Background and Resources

Government and medical experts agree that Ebola virus is spread by direct contact with an infectious person’s skin, blood, or body fluids such as urine, saliva, sweat, feces, vomit, breast milk, or semen. (Body fluids may contain blood even if blood is not visible.)

Because the virus can survive on surfaces for several days, people can also be infected by direct contact with objects (like needles or bed sheets) that contain infectious blood or body fluids.

To be at risk, you must have close contact with an infectious person (or animal). Close human contact means caring for or living with an infectious person with Ebola or having a high likelihood of direct contact with blood or body fluids from an infectious person.

Direct contact means contact between an infectious body fluid and your mouth, nose, eyes or mucous membranes, or non-intact skin (cuts, scrapes, etc.).

To see what advocacy NYCOSH has done in relation to Ebola preparedness, visit our “News” section.

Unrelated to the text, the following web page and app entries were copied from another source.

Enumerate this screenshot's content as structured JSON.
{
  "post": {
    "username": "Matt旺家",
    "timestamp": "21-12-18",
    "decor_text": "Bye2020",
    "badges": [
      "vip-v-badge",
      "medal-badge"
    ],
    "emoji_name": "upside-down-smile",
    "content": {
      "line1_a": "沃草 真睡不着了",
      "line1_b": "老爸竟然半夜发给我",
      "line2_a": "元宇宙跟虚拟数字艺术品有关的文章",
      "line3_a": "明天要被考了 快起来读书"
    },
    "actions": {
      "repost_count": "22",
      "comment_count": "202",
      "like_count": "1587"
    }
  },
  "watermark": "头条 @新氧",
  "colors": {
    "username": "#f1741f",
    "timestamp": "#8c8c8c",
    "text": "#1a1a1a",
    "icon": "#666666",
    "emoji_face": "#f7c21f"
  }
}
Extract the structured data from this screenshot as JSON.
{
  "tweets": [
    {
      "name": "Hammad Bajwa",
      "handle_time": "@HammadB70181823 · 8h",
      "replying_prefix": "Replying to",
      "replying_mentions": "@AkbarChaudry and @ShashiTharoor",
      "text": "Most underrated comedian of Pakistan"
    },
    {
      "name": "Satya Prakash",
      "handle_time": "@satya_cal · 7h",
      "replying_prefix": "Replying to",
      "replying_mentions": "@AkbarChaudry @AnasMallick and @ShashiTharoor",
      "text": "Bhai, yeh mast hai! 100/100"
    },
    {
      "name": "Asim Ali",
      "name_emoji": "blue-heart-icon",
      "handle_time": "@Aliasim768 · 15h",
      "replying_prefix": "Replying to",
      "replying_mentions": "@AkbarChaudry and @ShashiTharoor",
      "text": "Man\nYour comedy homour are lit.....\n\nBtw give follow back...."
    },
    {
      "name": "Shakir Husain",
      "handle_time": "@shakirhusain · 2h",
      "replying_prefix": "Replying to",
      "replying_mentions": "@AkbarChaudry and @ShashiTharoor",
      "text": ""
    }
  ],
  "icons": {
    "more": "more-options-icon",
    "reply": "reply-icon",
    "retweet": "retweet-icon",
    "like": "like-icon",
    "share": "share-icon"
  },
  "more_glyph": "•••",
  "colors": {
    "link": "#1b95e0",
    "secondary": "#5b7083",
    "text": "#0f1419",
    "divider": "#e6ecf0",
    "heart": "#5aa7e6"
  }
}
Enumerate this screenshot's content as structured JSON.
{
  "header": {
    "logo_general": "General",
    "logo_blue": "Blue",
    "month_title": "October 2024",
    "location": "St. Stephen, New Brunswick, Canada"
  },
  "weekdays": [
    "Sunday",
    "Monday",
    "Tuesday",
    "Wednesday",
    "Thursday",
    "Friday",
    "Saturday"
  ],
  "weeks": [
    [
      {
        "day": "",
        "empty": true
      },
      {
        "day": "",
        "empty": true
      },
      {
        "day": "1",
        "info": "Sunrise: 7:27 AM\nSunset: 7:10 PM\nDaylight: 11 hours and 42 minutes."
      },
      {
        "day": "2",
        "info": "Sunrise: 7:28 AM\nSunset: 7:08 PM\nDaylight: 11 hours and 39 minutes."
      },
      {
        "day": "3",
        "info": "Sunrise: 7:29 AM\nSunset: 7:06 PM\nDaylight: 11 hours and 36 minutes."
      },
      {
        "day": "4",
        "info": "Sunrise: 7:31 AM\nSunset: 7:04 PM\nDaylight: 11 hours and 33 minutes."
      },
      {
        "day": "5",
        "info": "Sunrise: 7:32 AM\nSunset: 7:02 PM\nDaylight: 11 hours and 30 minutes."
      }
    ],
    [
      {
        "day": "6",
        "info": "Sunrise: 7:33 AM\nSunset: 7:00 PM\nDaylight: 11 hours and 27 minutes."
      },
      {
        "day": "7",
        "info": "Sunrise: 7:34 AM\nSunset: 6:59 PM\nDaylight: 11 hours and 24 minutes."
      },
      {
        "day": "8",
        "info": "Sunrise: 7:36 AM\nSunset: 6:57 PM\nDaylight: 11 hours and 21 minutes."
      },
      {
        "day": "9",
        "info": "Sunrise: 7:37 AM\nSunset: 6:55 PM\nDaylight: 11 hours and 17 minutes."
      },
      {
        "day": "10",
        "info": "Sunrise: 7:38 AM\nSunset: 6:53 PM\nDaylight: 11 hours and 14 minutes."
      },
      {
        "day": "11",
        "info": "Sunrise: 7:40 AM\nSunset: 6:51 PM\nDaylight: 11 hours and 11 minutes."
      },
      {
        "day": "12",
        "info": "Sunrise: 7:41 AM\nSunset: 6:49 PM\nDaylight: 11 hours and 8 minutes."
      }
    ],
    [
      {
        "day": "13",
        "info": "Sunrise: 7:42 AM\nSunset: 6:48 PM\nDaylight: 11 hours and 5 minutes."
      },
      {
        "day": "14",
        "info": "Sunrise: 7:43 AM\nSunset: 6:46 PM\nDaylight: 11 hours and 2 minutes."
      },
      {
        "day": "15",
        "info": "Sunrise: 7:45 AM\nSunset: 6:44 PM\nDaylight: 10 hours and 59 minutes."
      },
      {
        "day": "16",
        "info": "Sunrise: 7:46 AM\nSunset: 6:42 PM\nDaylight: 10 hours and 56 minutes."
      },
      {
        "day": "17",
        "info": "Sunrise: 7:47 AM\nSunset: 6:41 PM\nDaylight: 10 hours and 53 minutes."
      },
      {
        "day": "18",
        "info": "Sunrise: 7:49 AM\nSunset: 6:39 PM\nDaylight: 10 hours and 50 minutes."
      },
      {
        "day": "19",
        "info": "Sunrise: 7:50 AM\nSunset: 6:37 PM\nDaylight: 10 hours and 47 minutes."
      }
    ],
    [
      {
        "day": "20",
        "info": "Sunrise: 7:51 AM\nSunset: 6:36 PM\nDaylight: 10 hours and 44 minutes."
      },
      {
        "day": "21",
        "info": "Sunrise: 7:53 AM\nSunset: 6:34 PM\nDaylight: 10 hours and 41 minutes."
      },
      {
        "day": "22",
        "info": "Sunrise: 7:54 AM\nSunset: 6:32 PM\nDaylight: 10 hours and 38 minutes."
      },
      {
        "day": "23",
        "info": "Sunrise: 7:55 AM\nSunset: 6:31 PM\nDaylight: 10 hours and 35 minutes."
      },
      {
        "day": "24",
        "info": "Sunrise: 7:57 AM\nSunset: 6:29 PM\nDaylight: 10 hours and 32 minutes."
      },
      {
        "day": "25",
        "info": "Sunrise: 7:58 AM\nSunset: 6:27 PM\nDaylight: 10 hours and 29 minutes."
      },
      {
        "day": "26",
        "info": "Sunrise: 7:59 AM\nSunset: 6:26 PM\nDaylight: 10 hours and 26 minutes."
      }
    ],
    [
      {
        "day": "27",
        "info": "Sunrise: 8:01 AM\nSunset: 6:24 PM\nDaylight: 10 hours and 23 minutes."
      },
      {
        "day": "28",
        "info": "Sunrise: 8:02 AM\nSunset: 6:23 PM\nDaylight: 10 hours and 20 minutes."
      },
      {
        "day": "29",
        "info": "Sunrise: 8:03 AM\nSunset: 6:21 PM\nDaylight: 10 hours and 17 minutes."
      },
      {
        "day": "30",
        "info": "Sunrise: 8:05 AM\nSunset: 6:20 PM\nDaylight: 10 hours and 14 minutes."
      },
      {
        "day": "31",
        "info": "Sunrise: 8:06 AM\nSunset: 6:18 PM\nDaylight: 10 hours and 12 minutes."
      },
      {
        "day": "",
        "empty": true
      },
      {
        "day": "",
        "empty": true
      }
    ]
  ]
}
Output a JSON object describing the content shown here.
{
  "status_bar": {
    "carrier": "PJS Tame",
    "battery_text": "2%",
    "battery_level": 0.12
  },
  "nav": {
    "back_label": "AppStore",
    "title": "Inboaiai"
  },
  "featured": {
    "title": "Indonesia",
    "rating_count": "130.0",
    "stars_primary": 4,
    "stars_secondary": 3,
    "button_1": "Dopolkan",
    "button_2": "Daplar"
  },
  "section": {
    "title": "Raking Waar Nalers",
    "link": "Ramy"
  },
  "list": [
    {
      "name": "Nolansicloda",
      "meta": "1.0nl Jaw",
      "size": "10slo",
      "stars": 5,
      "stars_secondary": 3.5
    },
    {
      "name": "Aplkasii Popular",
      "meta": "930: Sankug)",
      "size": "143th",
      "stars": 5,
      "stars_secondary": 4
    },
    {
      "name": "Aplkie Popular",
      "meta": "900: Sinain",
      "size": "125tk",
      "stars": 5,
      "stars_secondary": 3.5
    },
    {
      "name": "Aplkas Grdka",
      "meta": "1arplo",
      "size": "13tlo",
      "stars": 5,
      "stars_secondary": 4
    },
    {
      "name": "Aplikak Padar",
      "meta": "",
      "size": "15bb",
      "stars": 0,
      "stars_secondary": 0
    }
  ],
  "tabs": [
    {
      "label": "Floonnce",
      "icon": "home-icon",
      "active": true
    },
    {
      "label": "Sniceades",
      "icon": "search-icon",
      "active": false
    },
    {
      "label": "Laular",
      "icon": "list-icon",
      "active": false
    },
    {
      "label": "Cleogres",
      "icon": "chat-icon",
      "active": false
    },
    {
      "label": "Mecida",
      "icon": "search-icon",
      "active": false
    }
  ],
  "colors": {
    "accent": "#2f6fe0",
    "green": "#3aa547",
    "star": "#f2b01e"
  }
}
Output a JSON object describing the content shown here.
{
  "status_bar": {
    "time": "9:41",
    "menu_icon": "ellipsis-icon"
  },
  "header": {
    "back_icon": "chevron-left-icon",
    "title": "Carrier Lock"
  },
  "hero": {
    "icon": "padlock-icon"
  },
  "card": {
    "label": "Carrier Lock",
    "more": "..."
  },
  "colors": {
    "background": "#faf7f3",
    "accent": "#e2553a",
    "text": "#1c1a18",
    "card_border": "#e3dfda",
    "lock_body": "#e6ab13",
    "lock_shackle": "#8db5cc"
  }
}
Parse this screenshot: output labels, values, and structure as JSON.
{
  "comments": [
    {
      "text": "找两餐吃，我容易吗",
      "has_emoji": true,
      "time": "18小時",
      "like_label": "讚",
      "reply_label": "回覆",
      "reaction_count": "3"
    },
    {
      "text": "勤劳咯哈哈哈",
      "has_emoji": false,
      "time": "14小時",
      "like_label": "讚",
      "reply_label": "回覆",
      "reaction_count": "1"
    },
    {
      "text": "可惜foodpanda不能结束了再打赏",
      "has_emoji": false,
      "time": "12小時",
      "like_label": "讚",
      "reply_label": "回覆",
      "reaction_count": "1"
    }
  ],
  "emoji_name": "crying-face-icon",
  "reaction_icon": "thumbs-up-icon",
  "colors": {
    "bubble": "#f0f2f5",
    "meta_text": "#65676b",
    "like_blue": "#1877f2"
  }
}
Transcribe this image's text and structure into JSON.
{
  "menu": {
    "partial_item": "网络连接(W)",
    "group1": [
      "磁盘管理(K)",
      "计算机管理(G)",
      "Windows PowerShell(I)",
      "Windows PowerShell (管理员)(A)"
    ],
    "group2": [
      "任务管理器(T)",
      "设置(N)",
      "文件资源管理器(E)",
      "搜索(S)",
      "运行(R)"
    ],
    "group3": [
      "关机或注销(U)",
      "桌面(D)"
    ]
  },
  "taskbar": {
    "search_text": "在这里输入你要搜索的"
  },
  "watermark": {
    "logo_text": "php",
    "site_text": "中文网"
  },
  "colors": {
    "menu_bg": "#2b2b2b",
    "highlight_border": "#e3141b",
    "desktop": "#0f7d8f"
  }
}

For more in-depth information about Ebola, please review the following resources:

Fact Sheets and Information:
NYCOSH Ebola Fact Sheet in English

NYCOSH Ebola Fact Sheet in Spanish

– Powerpoint from Dr. Liza Brosseau: Is Ebola an Aerosol-Transmissible Disease

– Powerpoint from SEIU’s Mark Caitlin: SEIU presentation

Union Fact Sheets:
American Federation of Teachers (.pdf)
Health Professionals and Allied Employees

Ebola Training Materials:
– NYCOSH Curriculum Outline Coming Soon…

Governmental Guidelines, Recommendations, and Information:
CDC Guidelines
New York State Department of Health Guidelines
OSHA Guidelines and Recommendations
OSHA PPE Selection Matrix